> _SOURCE DATA_
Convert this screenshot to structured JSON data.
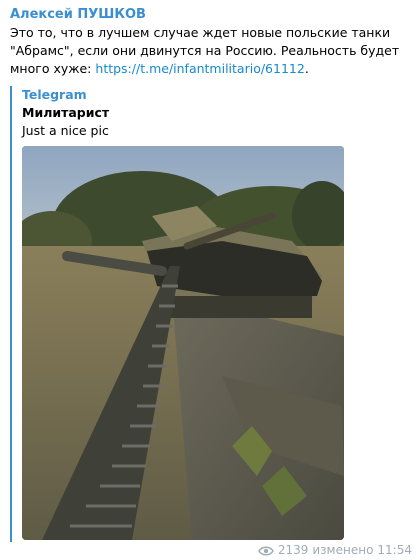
{
  "author": "Алексей ПУШКОВ",
  "message": {
    "text": "Это то, что в лучшем случае ждет новые польские танки \"Абрамс\", если они двинутся на Россию. Реальность будет много хуже:",
    "link": "https://t.me/infantmilitario/61112",
    "after_link": "."
  },
  "forwarded": {
    "source": "Telegram",
    "title": "Милитарист",
    "caption": "Just a nice pic",
    "image": "photo of a damaged tank with a detached track in a muddy field"
  },
  "footer": {
    "views": "2139",
    "edited_label": "изменено",
    "time": "11:54"
  },
  "colors": {
    "accent": "#3a8fd0",
    "link": "#168acd",
    "meta": "#a0acb6"
  }
}
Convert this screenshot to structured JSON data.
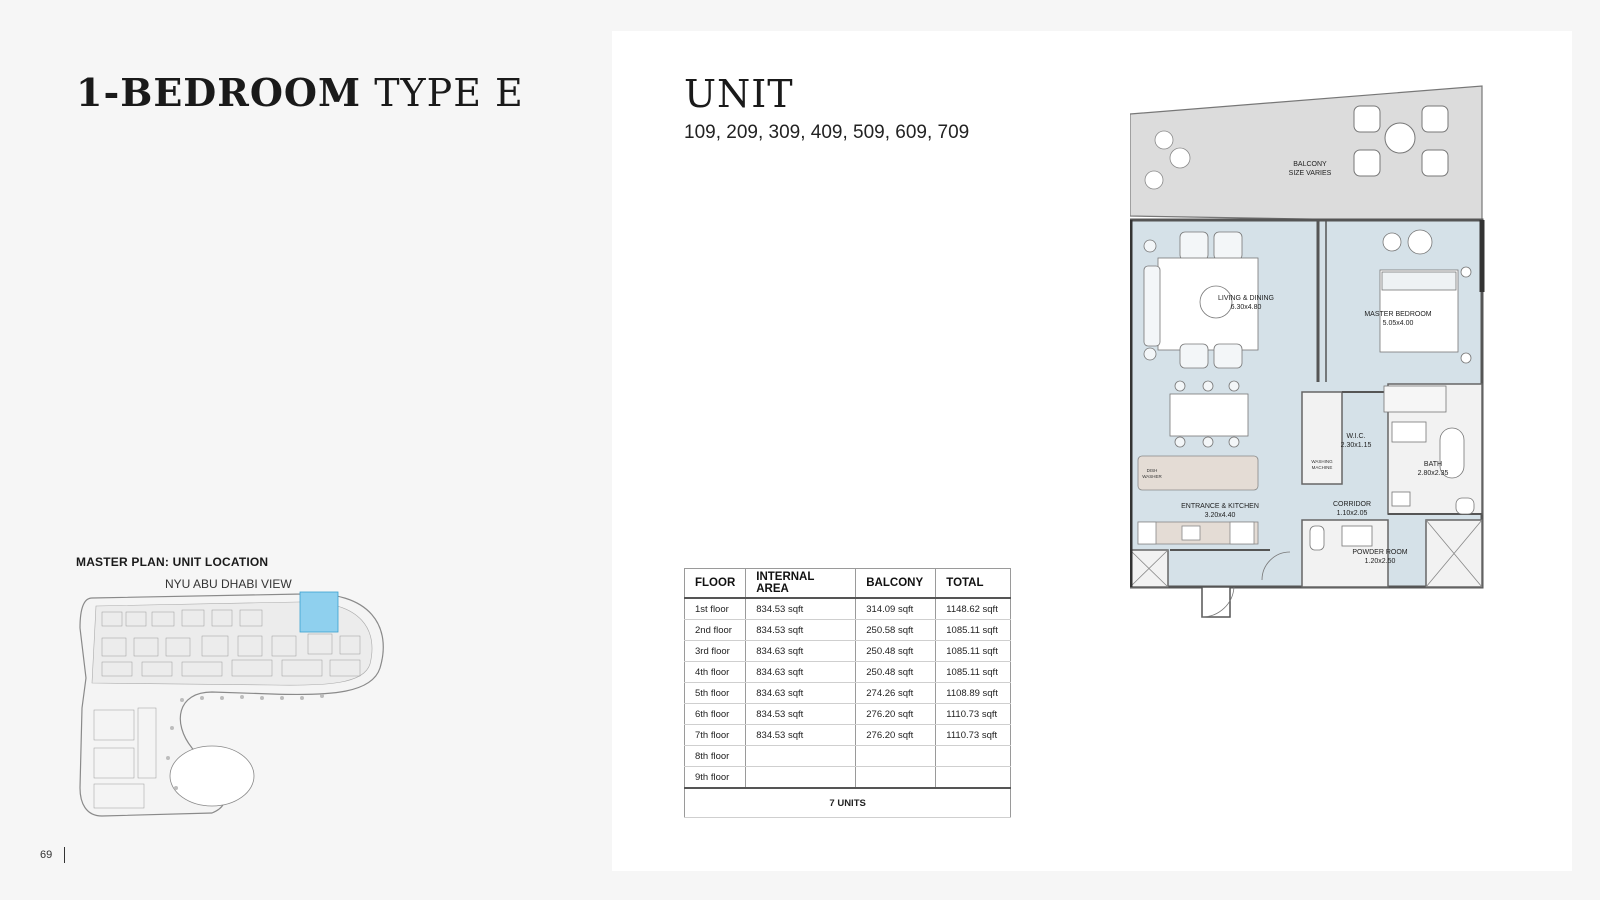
{
  "title": {
    "bold": "1-BEDROOM",
    "light": "TYPE E"
  },
  "unit": {
    "heading": "UNIT",
    "numbers": "109, 209, 309, 409, 509, 609, 709"
  },
  "master_plan": {
    "label": "MASTER PLAN: UNIT LOCATION",
    "view": "NYU ABU DHABI VIEW"
  },
  "table": {
    "headers": [
      "FLOOR",
      "INTERNAL AREA",
      "BALCONY",
      "TOTAL"
    ],
    "rows": [
      [
        "1st floor",
        "834.53 sqft",
        "314.09 sqft",
        "1148.62 sqft"
      ],
      [
        "2nd floor",
        "834.53 sqft",
        "250.58 sqft",
        "1085.11 sqft"
      ],
      [
        "3rd floor",
        "834.63 sqft",
        "250.48 sqft",
        "1085.11 sqft"
      ],
      [
        "4th floor",
        "834.63 sqft",
        "250.48 sqft",
        "1085.11 sqft"
      ],
      [
        "5th floor",
        "834.63 sqft",
        "274.26 sqft",
        "1108.89 sqft"
      ],
      [
        "6th floor",
        "834.53 sqft",
        "276.20 sqft",
        "1110.73 sqft"
      ],
      [
        "7th floor",
        "834.53 sqft",
        "276.20 sqft",
        "1110.73 sqft"
      ],
      [
        "8th floor",
        "",
        "",
        ""
      ],
      [
        "9th floor",
        "",
        "",
        ""
      ]
    ],
    "total": "7 UNITS"
  },
  "floorplan": {
    "balcony_1": "BALCONY",
    "balcony_2": "SIZE VARIES",
    "living_1": "LIVING & DINING",
    "living_2": "6.30x4.80",
    "master_1": "MASTER BEDROOM",
    "master_2": "5.05x4.00",
    "wic_1": "W.I.C.",
    "wic_2": "2.30x1.15",
    "bath_1": "BATH",
    "bath_2": "2.80x2.35",
    "corridor_1": "CORRIDOR",
    "corridor_2": "1.10x2.05",
    "kitchen_1": "ENTRANCE & KITCHEN",
    "kitchen_2": "3.20x4.40",
    "powder_1": "POWDER ROOM",
    "powder_2": "1.20x2.50",
    "dishwasher_1": "DISH",
    "dishwasher_2": "WASHER",
    "washing_1": "WASHING",
    "washing_2": "MACHINE"
  },
  "page_number": "69",
  "colors": {
    "room_fill": "#d5e1e8",
    "balcony_fill": "#dcdcdc",
    "highlight": "#8fd0ee",
    "wall": "#555555"
  }
}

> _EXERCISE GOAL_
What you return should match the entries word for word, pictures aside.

> _SOLUTION TO THIS PROBLEM_
Convert this screenshot to structured JSON data.
{
  "author": "Алексей ПУШКОВ",
  "message": {
    "text": "Это то, что в лучшем случае ждет новые польские танки \"Абрамс\", если они двинутся на Россию. Реальность будет много хуже:",
    "link": "https://t.me/infantmilitario/61112",
    "after_link": "."
  },
  "forwarded": {
    "source": "Telegram",
    "title": "Милитарист",
    "caption": "Just a nice pic",
    "image": "photo of a damaged tank with a detached track in a muddy field"
  },
  "footer": {
    "views": "2139",
    "edited_label": "изменено",
    "time": "11:54"
  },
  "colors": {
    "accent": "#3a8fd0",
    "link": "#168acd",
    "meta": "#a0acb6"
  }
}
Convert this screenshot to structured JSON data.
{
  "title": {
    "bold": "1-BEDROOM",
    "light": "TYPE E"
  },
  "unit": {
    "heading": "UNIT",
    "numbers": "109, 209, 309, 409, 509, 609, 709"
  },
  "master_plan": {
    "label": "MASTER PLAN: UNIT LOCATION",
    "view": "NYU ABU DHABI VIEW"
  },
  "table": {
    "headers": [
      "FLOOR",
      "INTERNAL AREA",
      "BALCONY",
      "TOTAL"
    ],
    "rows": [
      [
        "1st floor",
        "834.53 sqft",
        "314.09 sqft",
        "1148.62 sqft"
      ],
      [
        "2nd floor",
        "834.53 sqft",
        "250.58 sqft",
        "1085.11 sqft"
      ],
      [
        "3rd floor",
        "834.63 sqft",
        "250.48 sqft",
        "1085.11 sqft"
      ],
      [
        "4th floor",
        "834.63 sqft",
        "250.48 sqft",
        "1085.11 sqft"
      ],
      [
        "5th floor",
        "834.63 sqft",
        "274.26 sqft",
        "1108.89 sqft"
      ],
      [
        "6th floor",
        "834.53 sqft",
        "276.20 sqft",
        "1110.73 sqft"
      ],
      [
        "7th floor",
        "834.53 sqft",
        "276.20 sqft",
        "1110.73 sqft"
      ],
      [
        "8th floor",
        "",
        "",
        ""
      ],
      [
        "9th floor",
        "",
        "",
        ""
      ]
    ],
    "total": "7 UNITS"
  },
  "floorplan": {
    "balcony_1": "BALCONY",
    "balcony_2": "SIZE VARIES",
    "living_1": "LIVING & DINING",
    "living_2": "6.30x4.80",
    "master_1": "MASTER BEDROOM",
    "master_2": "5.05x4.00",
    "wic_1": "W.I.C.",
    "wic_2": "2.30x1.15",
    "bath_1": "BATH",
    "bath_2": "2.80x2.35",
    "corridor_1": "CORRIDOR",
    "corridor_2": "1.10x2.05",
    "kitchen_1": "ENTRANCE & KITCHEN",
    "kitchen_2": "3.20x4.40",
    "powder_1": "POWDER ROOM",
    "powder_2": "1.20x2.50",
    "dishwasher_1": "DISH",
    "dishwasher_2": "WASHER",
    "washing_1": "WASHING",
    "washing_2": "MACHINE"
  },
  "page_number": "69",
  "colors": {
    "room_fill": "#d5e1e8",
    "balcony_fill": "#dcdcdc",
    "highlight": "#8fd0ee",
    "wall": "#555555"
  }
}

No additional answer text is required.